However, these workforce numbers do not evenly translate to representation in other key areas of clean energy leadership, including ownership, c-suite positions, boards of directors, and venture capital and investor profiles. We believe these imbalances are caused by a myriad of issues, some of which are common to many other social, economic, and systemic racism issues. Others are unique to clean energy and science and technology careers. The end result is underrepresentation in clean energy leadership and startups, which in turn inhibits representation in clean energy development, economic opportunity, and mitigating the impacts of energy and environmental decision-making.
A key aspect of our work with the Center for Economic Inclusion will be diving deeper to understand the representation and challenges at the intersection of entrepreneurism and clean energy. We will be reaching out to partners with experience and expertise in these areas to better understand the issues, the demographics, and the opportunities to create impactful change.
Other Impact Platforms
Grid Catalyst was launched to advance clean energy innovation in Minnesota, in an effort to address the lack of market pathways for clean energy entrepreneurship and the challenges and opportunities facing our cold climate region. This foundational belief led us to develop our impact platform with two additional focus areas to elevate alongside our equity and access efforts:
- Transforming market pathways for northern climate technology
- Establishing an Energy Innovation Hub
Our 2022 demonstration cohort is the first major step toward our market transformation commitment, with the opportunity for late-stage startups to work with Minnesota’s energy leadership through our Innovators Network. The cohort startups will be announced in early 2022.
The Energy Innovation Hub will position Minnesota for success as we see exponential growth in energy and climate technology. We will build on our region’s momentum in clean energy and entrepreneurism by advancing programs and resources designed for energy and climate entrepreneurs and startups. The Innovation Hub will serve as a first-stop for startups to help them advance their idea or business through connection to startup grants, training in business and marketing acumen, mentorship through our network of experts, and investment opportunities with energy and climate-focused funders. Our platform will also spur creativity and collaboration with industry partners, promoting a culture of energy innovation and swift action on climate change.
Working in Partnership
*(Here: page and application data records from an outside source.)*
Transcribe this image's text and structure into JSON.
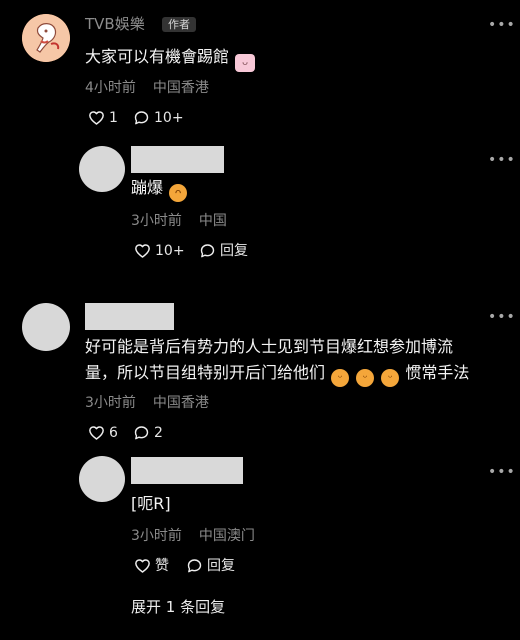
{
  "comments": [
    {
      "author": "TVB娛樂",
      "author_badge": "作者",
      "text": "大家可以有機會踢館",
      "time": "4小时前",
      "location": "中国香港",
      "likes": "1",
      "replies": "10+"
    },
    {
      "author": "",
      "text": "蹦爆",
      "time": "3小时前",
      "location": "中国",
      "likes": "10+",
      "reply_label": "回复"
    },
    {
      "author": "",
      "text_line1": "好可能是背后有势力的人士见到节目爆红想参加博流",
      "text_line2_part1": "量，所以节目组特别开后门给他们",
      "text_line2_part2": "惯常手法",
      "time": "3小时前",
      "location": "中国香港",
      "likes": "6",
      "replies": "2"
    },
    {
      "author": "",
      "text": "[呃R]",
      "time": "3小时前",
      "location": "中国澳门",
      "like_label": "赞",
      "reply_label": "回复"
    }
  ],
  "expand_replies": "展开 1 条回复",
  "icons": {
    "like": "heart-icon",
    "comment": "comment-bubble-icon",
    "more": "more-icon",
    "emoji_angry": "angry-face-emoji",
    "emoji_grin": "grinning-face-emoji"
  },
  "colors": {
    "background": "#000000",
    "text": "#f4f4f4",
    "meta": "#8a8a8a",
    "placeholder": "#d9d9d9"
  }
}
Our potential for impact depends on a community of partners working toward the same vision of a more just and equitable energy system. A system that is designed and implemented in collaboration with the communities who have the most potential for harm from climate change impact. A system that can be bettered through thinking creatively and demonstrating what’s possible. We have more momentum than ever in developing our future climate solutions. It is on us to be stewards of how we change and not just what we change. If you and your organization believe in that vision, we welcome you to join us in this work.